The Kempt Five
Every Wednesday, we’re giving you a deeper look into what makes the minds behind Kempt tick. We call it: The Kempt Five.
Jimi Hendrix: Hear My Train A Comin’. “Last night on PBS….. is usually how boring stories start. But hear me out: last night’s American Masters was a two-hour documentary on the greatest rock guitarist of all time, Mr. Jimi Hendrix. And while it suffered a bit from the usual Talking Heads Discussing a Great Dead Guy Syndrome, it was still well worth the time thanks to some amazing/rare footage, all of which reinforced that he wasn’t a living god but a man with demons and joy who played music exceptionally well. (And, oh yeah, apparently adopted his outré attire from a young age—one childhood friend mentions him fashioning a hat with a feather on it.) Well worth your time.
Bonus pro tip from an associate: check out the 1973 doc Hendrix for more where that came from, including some insane stories from Little Richard and Eric Clapton.” —P.L.U.
Mack Weldon Underwear and Socks. “Two caveats: 1, I’m not generally one to write about my underwear in public. 2, I’ve been the recipient of several free pairs of Mack Weldon underwear and socks, presumably for the sole purpose of getting me to write about them, and that’s usually a surefire way to ensure that I won’t write about them. But I’m reluctantly breaking those rules here. Mack’s boxers fit nice, feel nice and generally get the hoped-for reception from the few people who see me in them. The socks are fun and don’t slide down. To put it another way: I’d gladly pay retail for them.” —P.L.U.
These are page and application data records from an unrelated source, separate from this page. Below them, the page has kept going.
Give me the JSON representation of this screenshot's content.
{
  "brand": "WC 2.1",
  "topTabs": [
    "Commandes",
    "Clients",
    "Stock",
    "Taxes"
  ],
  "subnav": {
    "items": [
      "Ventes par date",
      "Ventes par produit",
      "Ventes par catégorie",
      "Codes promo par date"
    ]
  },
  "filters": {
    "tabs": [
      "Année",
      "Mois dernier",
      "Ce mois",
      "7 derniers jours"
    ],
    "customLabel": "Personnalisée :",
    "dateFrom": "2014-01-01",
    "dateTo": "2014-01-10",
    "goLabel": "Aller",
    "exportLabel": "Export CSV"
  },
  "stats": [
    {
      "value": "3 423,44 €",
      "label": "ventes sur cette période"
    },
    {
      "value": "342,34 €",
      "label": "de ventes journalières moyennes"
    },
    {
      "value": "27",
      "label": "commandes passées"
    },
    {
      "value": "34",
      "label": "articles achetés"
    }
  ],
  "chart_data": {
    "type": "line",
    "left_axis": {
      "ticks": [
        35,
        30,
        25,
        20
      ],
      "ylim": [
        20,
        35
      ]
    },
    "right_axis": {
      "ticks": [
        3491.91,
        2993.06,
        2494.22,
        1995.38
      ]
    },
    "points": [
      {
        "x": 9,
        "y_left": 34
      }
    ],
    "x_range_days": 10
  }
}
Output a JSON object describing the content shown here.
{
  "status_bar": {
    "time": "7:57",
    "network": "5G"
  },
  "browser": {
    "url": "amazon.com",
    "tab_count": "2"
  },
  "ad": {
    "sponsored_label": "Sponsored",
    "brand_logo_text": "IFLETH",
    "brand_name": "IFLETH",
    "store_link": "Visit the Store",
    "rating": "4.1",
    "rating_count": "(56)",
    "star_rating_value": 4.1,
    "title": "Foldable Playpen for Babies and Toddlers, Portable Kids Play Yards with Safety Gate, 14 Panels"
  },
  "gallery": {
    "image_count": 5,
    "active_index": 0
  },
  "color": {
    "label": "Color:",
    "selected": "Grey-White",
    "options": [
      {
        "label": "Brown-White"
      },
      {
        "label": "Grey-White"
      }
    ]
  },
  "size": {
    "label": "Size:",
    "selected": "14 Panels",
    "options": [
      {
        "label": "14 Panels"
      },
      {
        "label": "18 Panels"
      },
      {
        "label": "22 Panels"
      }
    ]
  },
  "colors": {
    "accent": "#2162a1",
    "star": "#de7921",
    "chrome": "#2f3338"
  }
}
Hyperbole and a Half, the Book. “A blog/web comic of deliberately childlike yet immensely expressive art that has left me in tears laughing on more than one occasion is finally available in actual holdable paper form. I feel like the site’s been around forever, but it’s only been a few years—perhaps a testament to how big an impression Allie Brosh’s work has left on me and others. (“This Is Why I’ll Never Be an Adult” has long spoken to me on a deep, personal, horrible level.) She disappeared from the Internet shortly after announcing that said book would be a thing, only to make a triumphant/hilarious/poignant return with a long post about the severe depression that caused her absence and the book’s delay. And now, the book has finally arrived, with old and new content alike. I’ve been trying not to tear through it, but who am I kidding—I’ll definitely be reading it many times over.” —J.R.
GANT Williamsburg. “As you’re probably aware, it opened this weekend. I was finally able to swing through last night, and yes—it’s awesome. Sort of a laid-back bistro meets a menswear general store: a gratis espresso counter encircled by racks of madras, knits and leathery miscellany under a suspended bar stocked with whiskey and limited-edition salsas. Definitely worth the trip across the bridge.” —C.G.
Magritte: The Mystery of the Ordinary, 1926–1938. “On exhibition now through January at the MoMA. I took this past Friday off for a bit of a staycation and was able to get uptown to check it out—and it’s spectacular. About 80 pieces spanning the decade prior to WWII with an emphasis on surreal metamorphosis. My favorites were a series of collages using nonsensical pieces of sheet music over oil paint. As an extension of the exhibit, conceptual artist Elaine Tin Nyo has partnered with MoMA chefs for “Edible Magritte”—a dinner series with dishes inspired by his work. The next one is coming up November 14. Strongly suggest checking both out.” —C.G.
— Caitlin Ganswindt
— Jessica Rusinak
— Paul L. Underwood